Meters that encourage people to reduce demand at peak hours will translate to less need for power plants – particularly ones that are only called into service during streaks of hot or cold weather.
In states where rates are still regulated, utilities earn a virtually guaranteed profit on their generating stations. Even if a power plant runs only one hour a year, the utility earns a healthy return on its cost.
In a competitive market, it is the spikes in demand that cause prices to soar for brief periods. Flattening out the peaks would be disastrous for some power plant owners, which could go bankrupt if the profit they get from peak prices were to ebb significantly.
But as awareness of “smart meters” grows, so does demand for them, not only from consumers and environmental groups but also from government bodies responding to public anger over rising power prices. In Illinois, for example, the legislature passed a law in December requiring the program Ms. Kinch joined four years ago to be expanded from 1,100 customers to 110,000.
The law also required that Commonwealth Edison, the Chicago utility, hire a third party to run the program. It chose Comverge Inc., the largest provider of peak-load energy management systems in North America.
The smart metering programs are not new, but their continued rarity speaks in part to the success of power-generating companies in protecting their profit models. Some utilities did install meters in a small number of homes as early as three decades ago, pushed by the environmental movement and a spike in energy prices.
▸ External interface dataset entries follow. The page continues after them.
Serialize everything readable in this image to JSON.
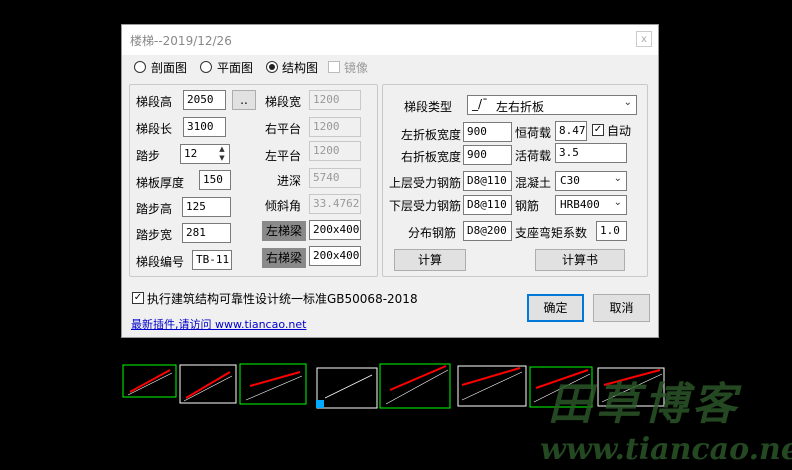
{
  "dialog": {
    "title": "楼梯--2019/12/26",
    "close_glyph": "x"
  },
  "view_mode": {
    "options": [
      {
        "label": "剖面图",
        "selected": false
      },
      {
        "label": "平面图",
        "selected": false
      },
      {
        "label": "结构图",
        "selected": true
      }
    ],
    "mirror_label": "镜像",
    "mirror_checked": false
  },
  "left_group": {
    "segment_height_label": "梯段高",
    "segment_height": "2050",
    "browse_label": "..",
    "segment_length_label": "梯段长",
    "segment_length": "3100",
    "steps_label": "踏步",
    "steps": "12",
    "slab_thickness_label": "梯板厚度",
    "slab_thickness": "150",
    "step_height_label": "踏步高",
    "step_height": "125",
    "step_width_label": "踏步宽",
    "step_width": "281",
    "segment_code_label": "梯段编号",
    "segment_code": "TB-11",
    "segment_width_label": "梯段宽",
    "segment_width": "1200",
    "right_platform_label": "右平台",
    "right_platform": "1200",
    "left_platform_label": "左平台",
    "left_platform": "1200",
    "depth_label": "进深",
    "depth": "5740",
    "angle_label": "倾斜角",
    "angle": "33.47627",
    "left_beam_label": "左梯梁",
    "left_beam": "200x400",
    "right_beam_label": "右梯梁",
    "right_beam": "200x400"
  },
  "right_group": {
    "stair_type_label": "梯段类型",
    "stair_type_value": "左右折板",
    "left_fold_width_label": "左折板宽度",
    "left_fold_width": "900",
    "right_fold_width_label": "右折板宽度",
    "right_fold_width": "900",
    "upper_rebar_label": "上层受力钢筋",
    "upper_rebar": "D8@110",
    "lower_rebar_label": "下层受力钢筋",
    "lower_rebar": "D8@110",
    "dist_rebar_label": "分布钢筋",
    "dist_rebar": "D8@200",
    "dead_load_label": "恒荷载",
    "dead_load": "8.47",
    "auto_label": "自动",
    "auto_checked": true,
    "live_load_label": "活荷载",
    "live_load": "3.5",
    "concrete_label": "混凝土",
    "concrete": "C30",
    "rebar_label": "钢筋",
    "rebar": "HRB400",
    "moment_coef_label": "支座弯矩系数",
    "moment_coef": "1.0",
    "calc_label": "计算",
    "calc_book_label": "计算书"
  },
  "standard": {
    "checked": true,
    "label": "执行建筑结构可靠性设计统一标准GB50068-2018"
  },
  "link_text": "最新插件,请访问 www.tiancao.net",
  "ok_label": "确定",
  "cancel_label": "取消",
  "watermark": {
    "title": "田草博客",
    "url": "www.tiancao.net"
  },
  "colors": {
    "background": "#000000",
    "dialog": "#f0f0f0",
    "accent": "#0078d7",
    "cad_green": "#00ff00",
    "cad_red": "#ff0000"
  }
}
Today, the same set of circumstances seems to be prompting a revival of interest, and even the utility companies seem resigned to the eventuality of such programs. Anne R. Pramaggiore, the senior vice president for regulatory affairs at Commonwealth Edison of Chicago, said that in the past, interest in hourly meter was transitory.
“We really haven’t dealt with these issues for 30 years,” she said.
But a sustained effort to install more meters is likely now because of what Ms. Pramaggiore called a “fundamental change” in the energy markets. Rising fuel costs and environmental concerns are – once again – front and center.
When consumers know the price of their electricity in advance and can tailor their use, even minor changes in behavior can lead to lower home utility bills and less reliance on marginal power plants, said Kathleen Spees, a graduate student in engineering and public policy at Carnegie Mellon.
“Small reductions in demand can produce very large savings,” said Ms.
Spees, who analyzed prices charged within the PJM Interconnection grid, which coordinates the movement of wholesale electricity for 51 million people from New Jersey to Illinois.
Consumers who cut back on power use at peak times can do more than just avoid high prices. They can make money, as people in the building on Central Park West learned last summer.
Peter Funk Jr., an energy partner at the law firm Duane Morris who lives in the 48-unit co-op, persuaded his neighbors three years ago to install a single meter to the Consolidated Edison system and then to operate their own internal metering system. That made the building big enough to qualify for hour-by-hour pricing.
When the next day’s prices are scheduled to soar, the building superintendent and a few residents get e-mail messages or phone calls. “We have an orderly plan all worked out to notify people” so they can reduce their power use during the designated times, Mr. Funk said.
The residents save more than just the money on power not used during peak periods, when pricing has been as high as almost 50 cents a kilowatt-hour. During the blackout in July, when parts of Queens were without electricity for up to nine days, the building cut demand as much as 42 percent and sold the unused capacity for about $3,000.
That money helps the building offer a valuable benefit: On most weekend mornings, electricity for residents is free.